Manganese oxides (MnO2) are ubiquitous in the environment and play an important role in the transformation and transport of contaminants in the environment and the biogeochemical cycling of carbon. This study investigated both aspects of these roles using a combination of laboratory experiments and field work. First, the kinetics of oxidation of the more toxic arsenic form, arsenite (As(III)), to the less mobile form, arsenate (As(V)), by MnO2 was determined and the mechanism of the reaction investigated. Subsequently, the effect of low As(V) concentrations on the anaerobic microbial respiration of MnO2 and iron oxides, Fe(OH)3, were investigated to shed light into the mechanism of As(V) toxicity in aquatic environments. At low As(V) concentrations, microbial reduction rates were increased compared to arsenic-free treatments suggesting As(V) at low concentrations stimulates metal reduction (MnO2, Fe(OH)3) in sediments as a result of a catalytic cycle in which arsenic is constantly reduced via microbial detoxification and abiotically re-oxidized by MnO2. The cumulative findings from this study suggest that arsenic is not simply immobilized in sediments and that a suite of complex abiotic and microbial processes including adsorption, intracellular transport, and redox reactions may affect arsenic transport in the environment, and ultimately the quality of drinking water resources.
In parallel, manganese cycling, and the dominant redox pathways involved in carbon remineralization processes were characterized in marine sediments across the Louisiana shelf and slope that are exposed to mineral and terrestrial organic inputs from the Mississippi River. Although sulfate reduction dominates on the continental shelf, denitrification and microbial manganese reduction appear equally significant anaerobic respiration processes along the continental slope the closest to the Mississippi River. This study emphasizes how the differential oxidation kinetics of Mn2+ (slow) and Fe2+ (fast) as well as sediment transport processes influence the main pathways of carbon degradation in these regions.

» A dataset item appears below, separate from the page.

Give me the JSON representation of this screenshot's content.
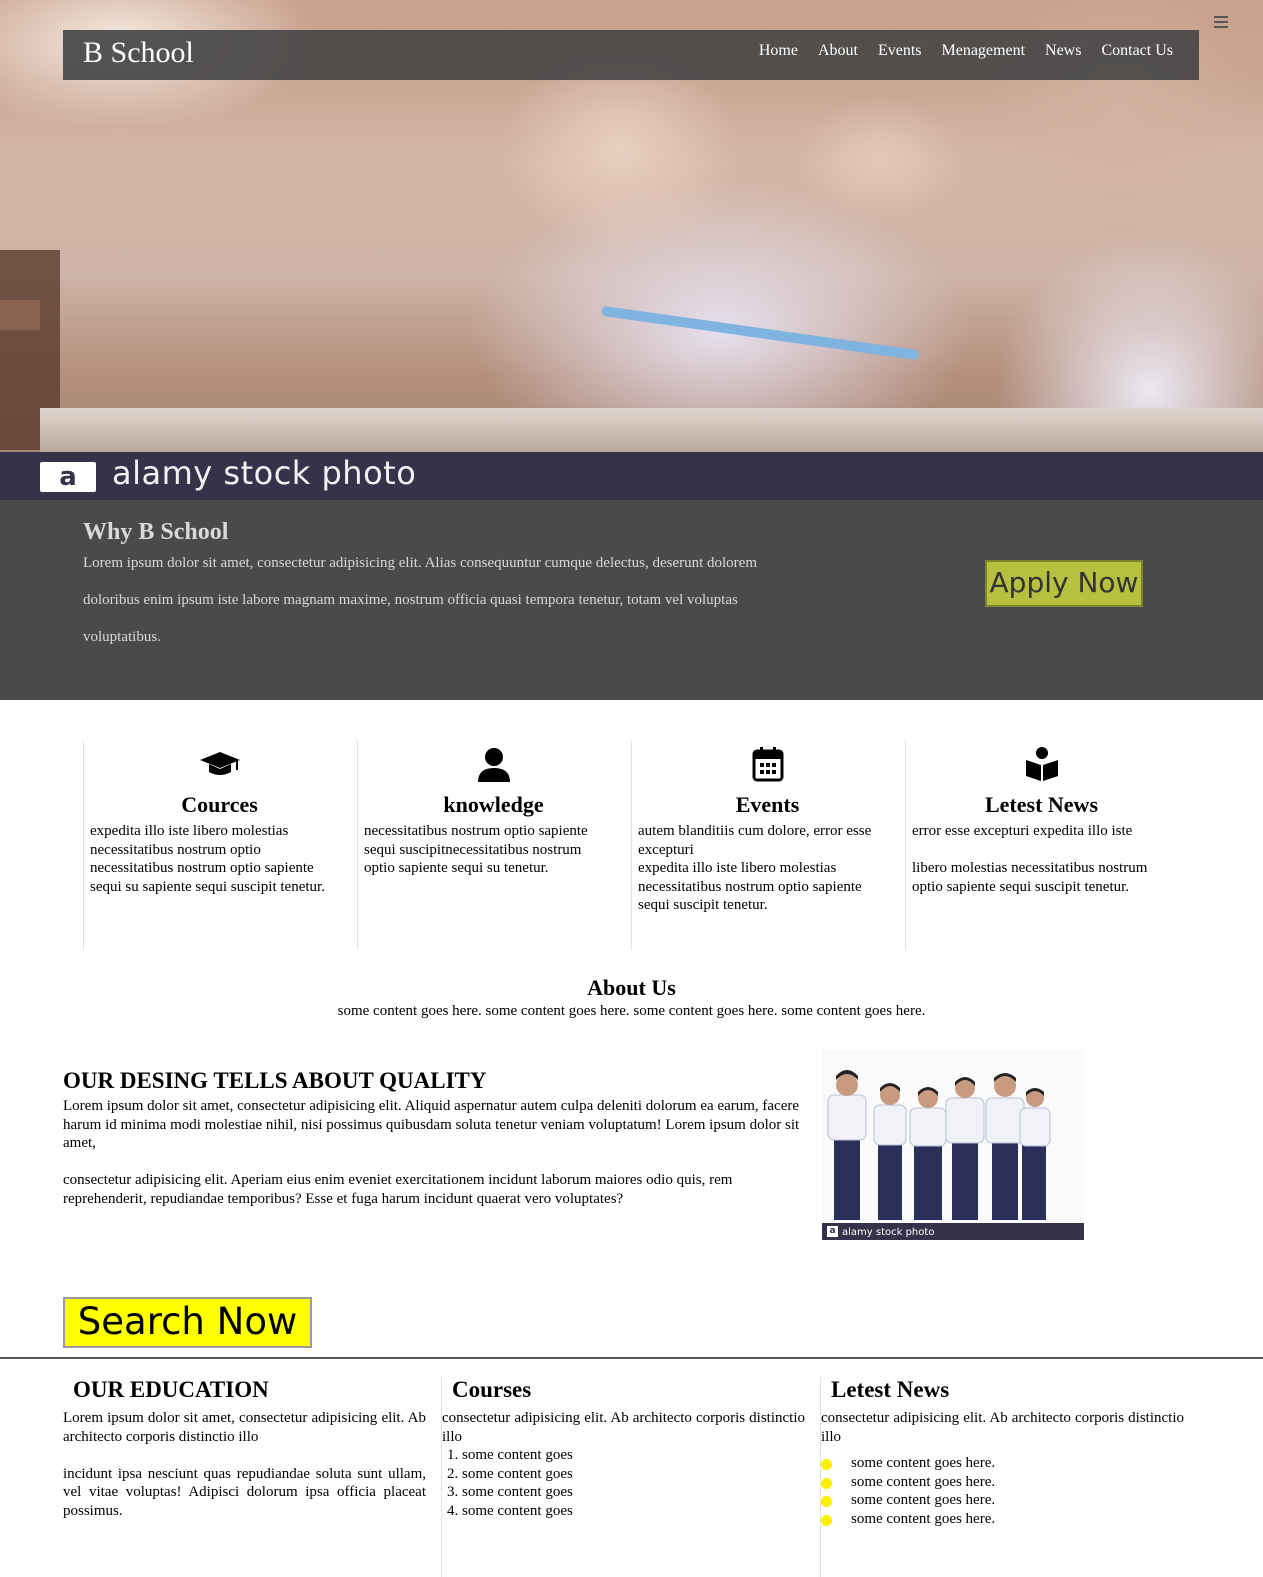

Overall this thesis emphasizes the importance of characterizing the fundamental molecular processes of complex systems to better understand large scale global biogeochemical cycles.